نتیجه گیری انگلیسی
In developing countries, the informal sector is a large and significant part of economic life. The importance of the informal sector in terms of quality of institutions, employment, and also the effectiveness of economic policies has recently attracted many economists to conduct both empirical and theoretical research on the subject. However, what has been lacking in the literature thus far is a study of the informal sector with the inclusion of the household demand perspective, and the study of the evolution of the informal sector vis-à-vis other sectors of the economy, in the process of economic growth as capital accumulates. In this study, highlighting the demand-side of the economy, we introduce a three-sector growth model with production in agricultural, formal and informal sectors: households prefer to devote a larger share of their expenditures on formal goods, and less on agricultural and informal goods as their incomes increase. This structure of the preferences aptly summarizes the behavior of the various groups of consumers in developing countries: as income increases, consumers prefer less to buy from informal markets such as street bazaars and outdoor markets, and more from supermarkets and shopping malls. Although it can also be affected by numerous other factors, such as the quality of institutions, it is well observed that the size of the informal sector is closely related to income per capita. Within the framework of the model, we are able to trace the evolution of the three production sectors over time, as an economy accumulates capital and grows. In addition to tracing the evolution in each of the sectors, the model allows us to explain the evolution by studying the effects of factor movements between the sectors, movements in endogenous prices, and the demand patterns of the households.
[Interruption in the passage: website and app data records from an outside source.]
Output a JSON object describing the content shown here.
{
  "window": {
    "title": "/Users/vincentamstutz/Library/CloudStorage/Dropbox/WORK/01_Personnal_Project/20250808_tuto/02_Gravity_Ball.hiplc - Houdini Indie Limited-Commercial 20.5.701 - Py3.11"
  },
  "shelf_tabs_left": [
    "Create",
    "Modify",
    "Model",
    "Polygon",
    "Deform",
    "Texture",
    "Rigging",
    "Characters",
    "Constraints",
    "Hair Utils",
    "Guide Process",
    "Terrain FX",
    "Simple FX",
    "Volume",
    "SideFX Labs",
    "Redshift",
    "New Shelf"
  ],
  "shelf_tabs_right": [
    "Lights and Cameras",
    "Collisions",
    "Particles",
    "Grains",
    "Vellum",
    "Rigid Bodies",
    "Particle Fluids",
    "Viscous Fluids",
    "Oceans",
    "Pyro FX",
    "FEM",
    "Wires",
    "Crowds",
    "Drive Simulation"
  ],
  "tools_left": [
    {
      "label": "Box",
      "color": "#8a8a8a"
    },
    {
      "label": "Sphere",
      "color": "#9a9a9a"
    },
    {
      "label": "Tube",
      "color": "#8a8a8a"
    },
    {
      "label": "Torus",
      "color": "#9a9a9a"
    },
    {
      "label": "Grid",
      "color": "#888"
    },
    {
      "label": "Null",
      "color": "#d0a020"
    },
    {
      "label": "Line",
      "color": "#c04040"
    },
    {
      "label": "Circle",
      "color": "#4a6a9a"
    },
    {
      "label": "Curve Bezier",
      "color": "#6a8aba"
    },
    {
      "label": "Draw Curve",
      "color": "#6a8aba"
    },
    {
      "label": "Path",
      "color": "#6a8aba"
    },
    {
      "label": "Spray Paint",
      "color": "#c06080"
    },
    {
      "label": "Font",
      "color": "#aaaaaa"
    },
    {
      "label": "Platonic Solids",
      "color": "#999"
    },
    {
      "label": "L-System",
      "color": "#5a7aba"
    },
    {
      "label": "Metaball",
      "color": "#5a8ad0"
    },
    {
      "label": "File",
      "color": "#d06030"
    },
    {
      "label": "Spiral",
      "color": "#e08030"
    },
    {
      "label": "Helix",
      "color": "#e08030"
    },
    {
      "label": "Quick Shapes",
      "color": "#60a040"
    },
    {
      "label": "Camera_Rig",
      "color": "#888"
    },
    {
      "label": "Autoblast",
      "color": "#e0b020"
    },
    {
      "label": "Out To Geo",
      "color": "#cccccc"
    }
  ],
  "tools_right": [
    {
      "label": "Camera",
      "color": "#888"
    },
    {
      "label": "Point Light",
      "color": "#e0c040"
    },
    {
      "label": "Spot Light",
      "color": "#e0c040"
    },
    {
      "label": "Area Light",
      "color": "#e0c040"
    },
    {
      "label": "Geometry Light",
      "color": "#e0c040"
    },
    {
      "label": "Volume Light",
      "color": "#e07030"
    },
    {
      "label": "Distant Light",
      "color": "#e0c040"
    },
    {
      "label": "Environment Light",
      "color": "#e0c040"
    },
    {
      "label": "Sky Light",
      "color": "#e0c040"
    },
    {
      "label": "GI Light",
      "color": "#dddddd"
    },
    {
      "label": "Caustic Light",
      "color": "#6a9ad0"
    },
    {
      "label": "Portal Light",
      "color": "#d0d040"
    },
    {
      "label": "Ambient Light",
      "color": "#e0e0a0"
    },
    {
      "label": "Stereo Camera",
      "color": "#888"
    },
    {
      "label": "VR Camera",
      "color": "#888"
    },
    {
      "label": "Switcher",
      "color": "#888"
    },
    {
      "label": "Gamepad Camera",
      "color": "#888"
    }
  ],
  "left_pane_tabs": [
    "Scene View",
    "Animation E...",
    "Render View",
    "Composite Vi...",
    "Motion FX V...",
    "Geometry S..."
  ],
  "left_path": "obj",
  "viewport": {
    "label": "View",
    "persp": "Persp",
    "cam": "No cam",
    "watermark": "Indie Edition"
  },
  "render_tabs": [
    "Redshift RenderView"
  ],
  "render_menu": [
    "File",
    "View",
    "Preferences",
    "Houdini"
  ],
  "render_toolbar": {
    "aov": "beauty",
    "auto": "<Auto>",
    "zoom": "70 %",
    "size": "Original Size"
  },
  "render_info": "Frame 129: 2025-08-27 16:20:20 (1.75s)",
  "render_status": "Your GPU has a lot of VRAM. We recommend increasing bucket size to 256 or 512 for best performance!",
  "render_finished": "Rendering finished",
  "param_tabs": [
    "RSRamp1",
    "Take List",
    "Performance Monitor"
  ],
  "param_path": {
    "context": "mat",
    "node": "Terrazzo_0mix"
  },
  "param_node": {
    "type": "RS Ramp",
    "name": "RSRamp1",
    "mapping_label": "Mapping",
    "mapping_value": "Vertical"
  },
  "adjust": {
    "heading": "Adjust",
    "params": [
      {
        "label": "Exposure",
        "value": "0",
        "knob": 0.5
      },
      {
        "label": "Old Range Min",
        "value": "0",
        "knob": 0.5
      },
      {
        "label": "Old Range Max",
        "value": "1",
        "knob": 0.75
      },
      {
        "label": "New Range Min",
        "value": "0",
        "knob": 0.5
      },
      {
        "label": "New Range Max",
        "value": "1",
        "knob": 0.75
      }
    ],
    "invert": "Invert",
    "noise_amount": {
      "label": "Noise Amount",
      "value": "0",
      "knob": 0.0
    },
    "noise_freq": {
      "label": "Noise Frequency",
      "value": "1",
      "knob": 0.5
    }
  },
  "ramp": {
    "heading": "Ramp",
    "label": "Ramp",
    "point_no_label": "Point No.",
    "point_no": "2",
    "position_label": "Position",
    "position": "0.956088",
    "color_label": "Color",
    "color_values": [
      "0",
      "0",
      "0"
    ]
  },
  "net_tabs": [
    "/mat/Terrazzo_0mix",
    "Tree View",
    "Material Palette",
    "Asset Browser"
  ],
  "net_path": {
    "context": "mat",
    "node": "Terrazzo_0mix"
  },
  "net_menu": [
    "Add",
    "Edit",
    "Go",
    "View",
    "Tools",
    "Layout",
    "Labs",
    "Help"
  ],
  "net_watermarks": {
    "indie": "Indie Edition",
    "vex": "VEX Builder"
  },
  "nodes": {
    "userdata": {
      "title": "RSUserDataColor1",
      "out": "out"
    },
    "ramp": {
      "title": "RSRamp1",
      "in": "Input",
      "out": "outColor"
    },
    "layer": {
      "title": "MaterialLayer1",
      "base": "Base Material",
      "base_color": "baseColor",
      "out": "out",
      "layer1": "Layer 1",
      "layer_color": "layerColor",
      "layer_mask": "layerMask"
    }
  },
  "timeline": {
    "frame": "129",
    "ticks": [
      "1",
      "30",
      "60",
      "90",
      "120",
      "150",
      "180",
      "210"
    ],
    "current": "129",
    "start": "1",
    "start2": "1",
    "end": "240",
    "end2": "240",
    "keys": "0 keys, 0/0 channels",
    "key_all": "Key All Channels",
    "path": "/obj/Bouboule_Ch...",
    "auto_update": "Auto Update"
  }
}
Finally, it is shown that holding all else constant, a developing country can successfully reduce the fraction of informally employed in total employment by reducing labor costs in the formal sector, and thus promote employment and production in this sector.